Liberation through fire


A fundraiser to help local Jackie Robbins takes place this weekend.

I stood and hugged Jackie Robbins as she approached my table at Starbucks.

“I’ll take all the hugs I can get,” she said.

And it was hard to let her go. This is a woman whose touchable past was reduced to ash in minutes on Nov. 24, the day the recent wildfire swept through Corral Canyon.

Better known to most Malibu residents simply as Jackie of Leather Waves, she had moved her successful 32-year-old leather clothing business from the Malibu Country Mart-her rent had all but tripled-to a simple garage converted into a hip and charming combination workspace/studio adjacent to her home. She made the move exactly one year ago and since has conducted business by appointment only, and always with a unique flair, which included creating stylish salons to display her distinctive merchandise.

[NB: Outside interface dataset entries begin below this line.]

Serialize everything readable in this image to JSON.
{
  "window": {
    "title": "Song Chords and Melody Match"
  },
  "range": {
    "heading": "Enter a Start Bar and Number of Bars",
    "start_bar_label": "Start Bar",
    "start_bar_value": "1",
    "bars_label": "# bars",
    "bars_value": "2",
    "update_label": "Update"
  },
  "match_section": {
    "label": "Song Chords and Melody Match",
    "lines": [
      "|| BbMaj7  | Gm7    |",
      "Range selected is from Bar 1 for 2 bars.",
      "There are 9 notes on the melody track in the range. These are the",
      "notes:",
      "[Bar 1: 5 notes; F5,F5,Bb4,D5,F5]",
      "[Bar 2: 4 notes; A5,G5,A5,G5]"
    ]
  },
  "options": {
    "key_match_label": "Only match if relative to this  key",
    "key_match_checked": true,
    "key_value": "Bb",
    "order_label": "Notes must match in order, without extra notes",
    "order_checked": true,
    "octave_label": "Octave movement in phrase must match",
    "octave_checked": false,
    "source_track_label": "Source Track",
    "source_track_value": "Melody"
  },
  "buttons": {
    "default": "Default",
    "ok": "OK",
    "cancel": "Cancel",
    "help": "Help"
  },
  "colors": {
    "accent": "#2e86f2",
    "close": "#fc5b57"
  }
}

Jackie lost everything in the fire, her home and her studio, with the lone exception of what she calls her out-shed, full of about 500 of her paintings, drawings and photos-items of artistic expression she describes as her “real bliss.” Ever the artist, Jackie concedes: “My compromise was to be in the leather business and I’ve never been sorry.”

In order to help gain the necessary funds to reopen Leather Waves as soon as possible, Carol Henry, a friend and artist in her own right, has taken it upon herself to hang an exhibit of Jackie’s paintings at her studio in Westlake Village this coming Saturday and Sunday.

Over a cup of tea, Jackie talked of both the devastation and the liberation born of disaster.

“It’s freaky, it’s like your whole past disappears in one fell swoop.”

I showed her what I call my distressed man-purse, the third in a series of three that she created. I said, “Look, my zipper’s broken; now who do I take it to?”

Jackie grabbed the purse and did something magic with her fingers. “No charge.”

She spoke of her 15-year-old daughter, Cheyenne, a student at Malibu High who lost everything as well.

I said, “Cheyenne must really be distraught.”

“She’s not, you know,” Jackie responded. “She’s really handling it well. She loved everything too, but she cares more about how devastated I am.”

Jackie’s final morning at her home began at 4:30 when a neighbor phoned and alerted her to the oncoming fire. She stood on her patio and watched flames five stories high creep over the ridge. In 20 minutes they’d reached the bottom of the canyon.

“I blessed my house before I left,” she said. “And I thanked it. I said, ‘I love you, house. You’ve been the most wonderful constant in my life. I hope you get through this.'”

She speaks with reverence of the firefighters who tried to save the house, all of whom were subsequently hospitalized for lung issues. She singles out one in particular, a hero named Kelly Lynn, who met her a few days later at what was now a carpet of ash and recounted to her how they tried to water down the house from the back, which didn’t work, so they went to the front. Lynn opened the front door and was met with knee-high smoke and an onrushing wall of flame. Instinctively, he grabbed what was in reach: Jackie’s surfboard, a prized possession crafted for her by her next door neighbor whose home was badly damaged. Lynn closed the door and backed off as flames overwhelmed the house.

Two days later, Lynn stood with Jackie by the emptiness that was her home.

“We cried,” Jackie said. “This full-grown noble man broke down and cried with me because he couldn’t save my house.

“On the other hand,” Jackie said, “it’s strange; I have moments of feeling elated. There’s this real sense of liberation from all the stuff I’ve had to carry and protect all these years. “

She spoke of how strangers have come up to her and hugged her at the market.

“How blessed I am to have this wonderful opportunity. I’ve made a lot of new friends. What else happens in your life that connects you so deeply to your community?”

The exhibit takes place at the Carol Henry Studio, 31316 Via Colinas, Suite 108 in Westlake Village Saturday, Dec. 15, 6 p.m.- 9 p.m. and Sunday, Dec. 16, 3 p.m.- 6 p.m. 818.264.8579.